Ken Whyte’s Globe and Mail op-ed on “throwing the book at libraries” over their effect on booksellers and authors is an outlier that is typically best left ignored. Days after the Globe devoted three pages to the op-ed decrying library book loans, there have been some notable responses from people such as Meera Nair and Brewster Kahle, but not even a tweet from groups such as the Association of Canadian Publishers, Access Copyright, or the Writers’ Union of Canada that the piece purports to support. I suspect that this is because there is no there there: libraries are widely regarded as essential community resources that play a critical role in learning, access to knowledge, community integration, and discovery of books. If anything, there is concern that libraries are facing significant budget cuts, which may adversely affect smaller and rural communities.
Post Tagged with: "libraries"
The Bibliocracy blog posts the results of a response to an order paper question on the Department of Fisheries and Ocean’s library system with very discouraging news: massive destruction of materials and no information on what was digitized.
The problems with the e-reserve provisions in C-61 extend beyond just the fair dealing concerns.

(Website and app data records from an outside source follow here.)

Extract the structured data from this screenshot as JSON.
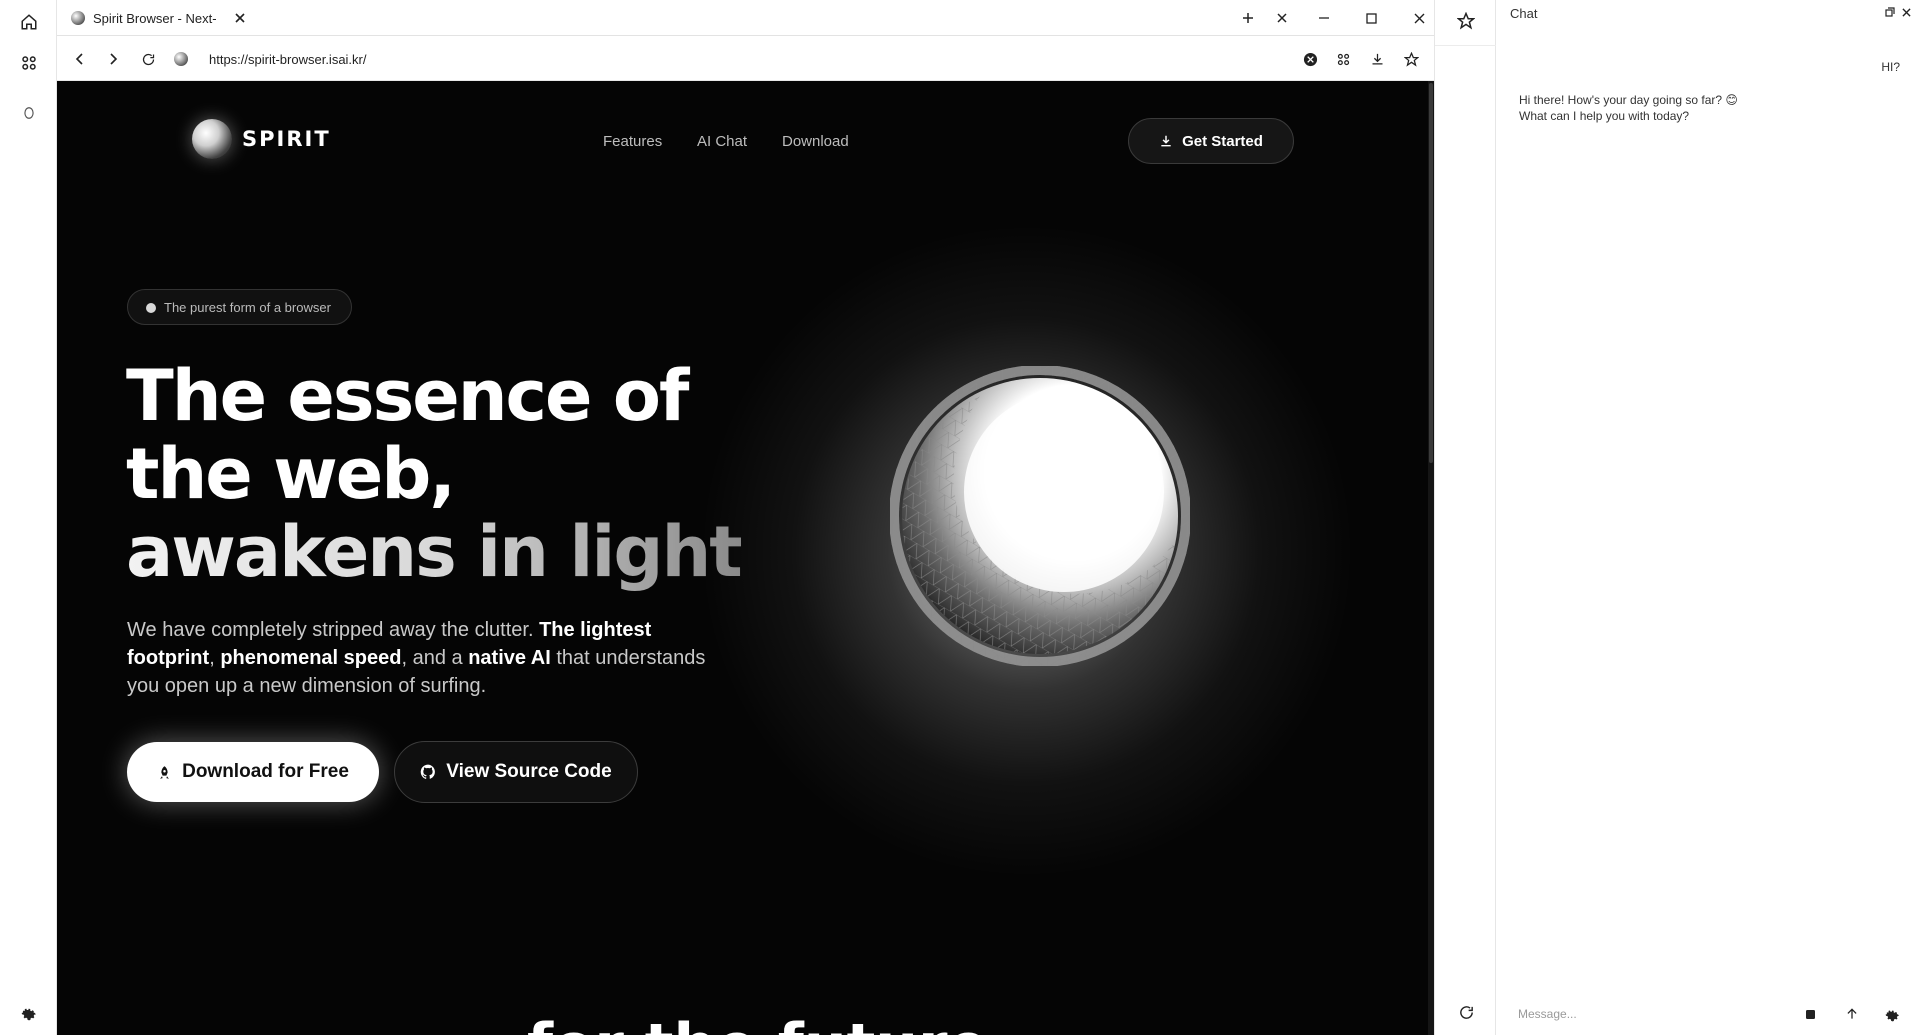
{
  "browser": {
    "tab_title": "Spirit Browser - Next-",
    "url": "https://spirit-browser.isai.kr/"
  },
  "site": {
    "brand": "SPIRIT",
    "nav": [
      "Features",
      "AI Chat",
      "Download"
    ],
    "cta_top": "Get Started",
    "pill": "The purest form of a browser",
    "hero_line1": "The essence of",
    "hero_line2": "the web,",
    "hero_line3": "awakens in light",
    "sub": {
      "p1": "We have completely stripped away the clutter. ",
      "b1": "The lightest footprint",
      "p2": ", ",
      "b2": "phenomenal speed",
      "p3": ", and a ",
      "b3": "native AI",
      "p4": " that understands you open up a new dimension of surfing."
    },
    "btn_download": "Download for Free",
    "btn_source": "View Source Code",
    "next_heading": "for the future."
  },
  "chat": {
    "title": "Chat",
    "user_msg": "HI?",
    "bot_line1": "Hi there! How's your day going so far? 😊",
    "bot_line2": "What can I help you with today?",
    "placeholder": "Message..."
  },
  "colors": {
    "page_bg": "#050505",
    "accent": "#ffffff"
  }
}
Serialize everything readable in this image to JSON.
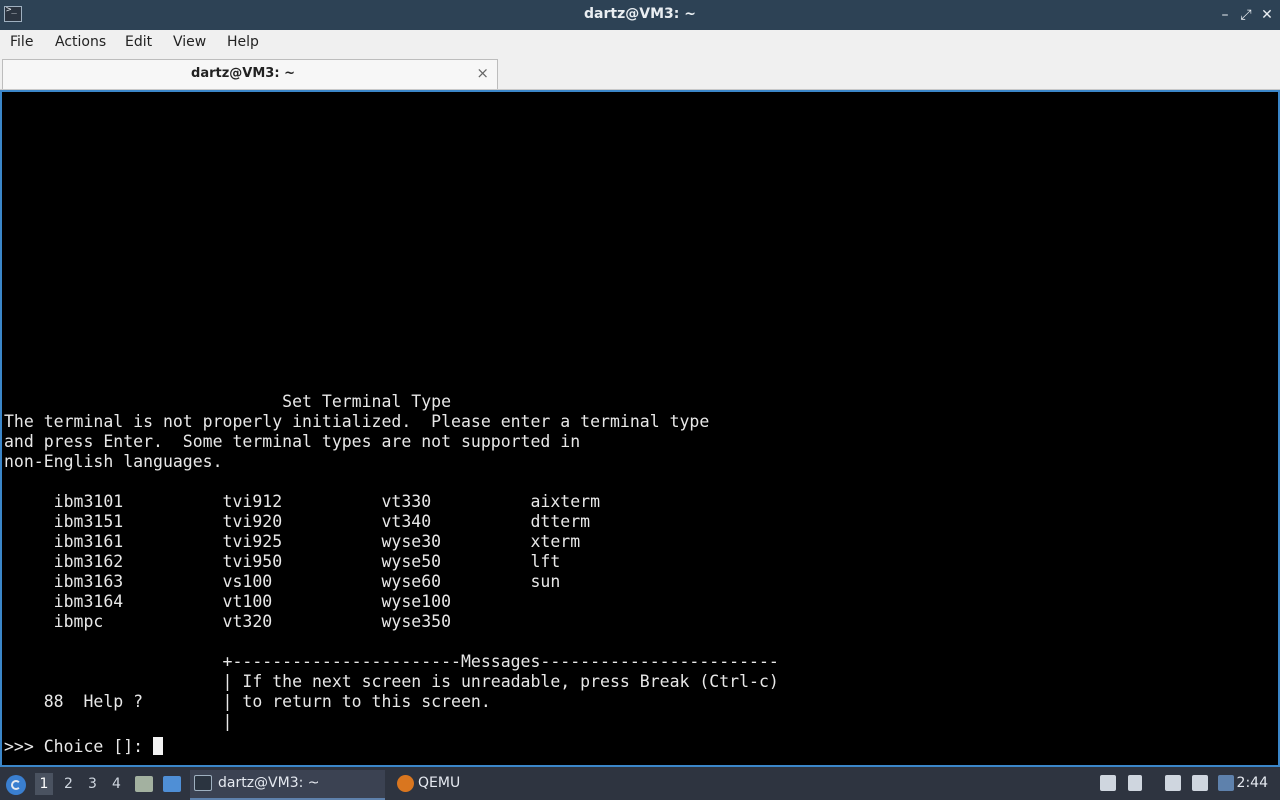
{
  "window": {
    "title": "dartz@VM3: ~",
    "minimize": "–",
    "maximize": "⤢",
    "close": "✕"
  },
  "menu": {
    "file": "File",
    "actions": "Actions",
    "edit": "Edit",
    "view": "View",
    "help": "Help"
  },
  "tab": {
    "label": "dartz@VM3: ~",
    "close": "×"
  },
  "terminal": {
    "lines": [
      "                            Set Terminal Type",
      "The terminal is not properly initialized.  Please enter a terminal type",
      "and press Enter.  Some terminal types are not supported in",
      "non-English languages.",
      "",
      "     ibm3101          tvi912          vt330          aixterm",
      "     ibm3151          tvi920          vt340          dtterm",
      "     ibm3161          tvi925          wyse30         xterm",
      "     ibm3162          tvi950          wyse50         lft",
      "     ibm3163          vs100           wyse60         sun",
      "     ibm3164          vt100           wyse100",
      "     ibmpc            vt320           wyse350",
      "",
      "                      +-----------------------Messages------------------------",
      "                      | If the next screen is unreadable, press Break (Ctrl-c)",
      "    88  Help ?        | to return to this screen.",
      "                      |"
    ],
    "prompt": ">>> Choice []: "
  },
  "taskbar": {
    "workspaces": [
      "1",
      "2",
      "3",
      "4"
    ],
    "tasks": [
      {
        "label": "dartz@VM3: ~"
      },
      {
        "label": "QEMU"
      }
    ],
    "clock": "2:44"
  },
  "colors": {
    "title_bar": "#2d4255",
    "terminal_bg": "#000000",
    "terminal_border": "#3b86c9",
    "taskbar": "#2e3440"
  }
}
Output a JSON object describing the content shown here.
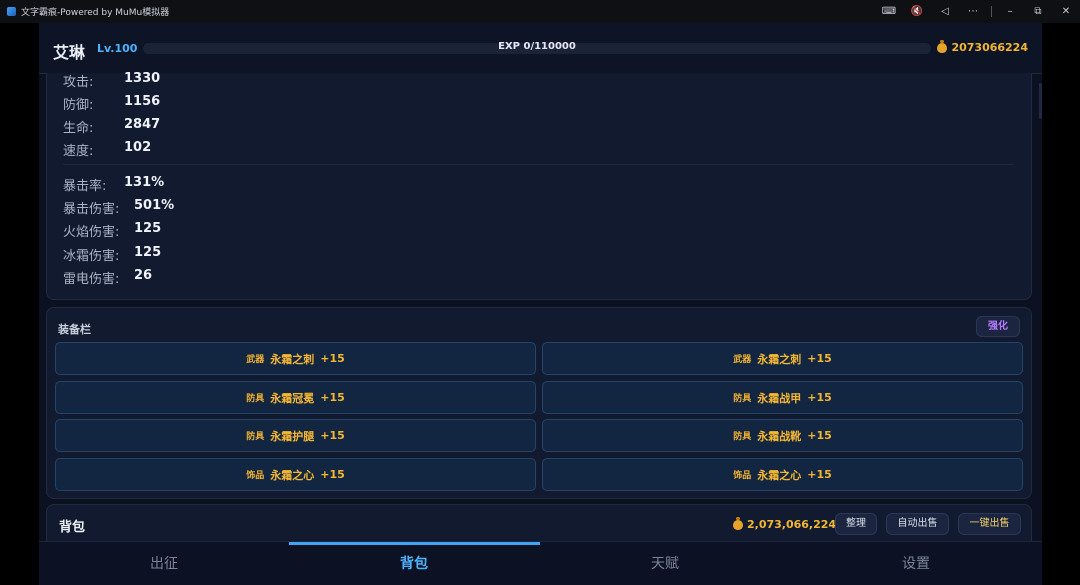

In order to qualify for the exception, librarians are required to implement DRM-based solutions on the distribution of electronic materials. Yesterday I pointed to the provision that expressly permits digital reproduction. Section 30.02(3) adds two […]
The Canadian library community has been one of the most outspoken critics of Bill C-61, expressing concern about (among other things) its impact on electronic delivery of materials. The Canadian Library Association press release on C-61 notes that:
Bill C-61 ignores the fact that the 2004 CCH Supreme Court Judgment already allows Canadian libraries to do desktop delivery of interlibrary loan. Bill C-61 requires libraries to lock up interlibrary loans with DRM tools, something that most libraries would not have the resources to accomplish. Bill C-61 alone would force many libraries back to delivering interlibrary loan via paper copies.
The CLA raises two important issues – the use of fair dealing for e-reserve policies as well as the effective requirement on librarians to use DRM for electronic delivery of materials. Today I will focus on fair dealing and e-reserve policies and save the DRM concerns for tomorrow.
Yesterday's posting referenced the damages limitation for libraries, archives, museums, and educational institutions that limits their liability for "innocent circumvention" to an injunction only. It is worth asking why this principle does not extend to all Canadians. If the circumvention occurs for innocent purposes (ie. where the individual did not […]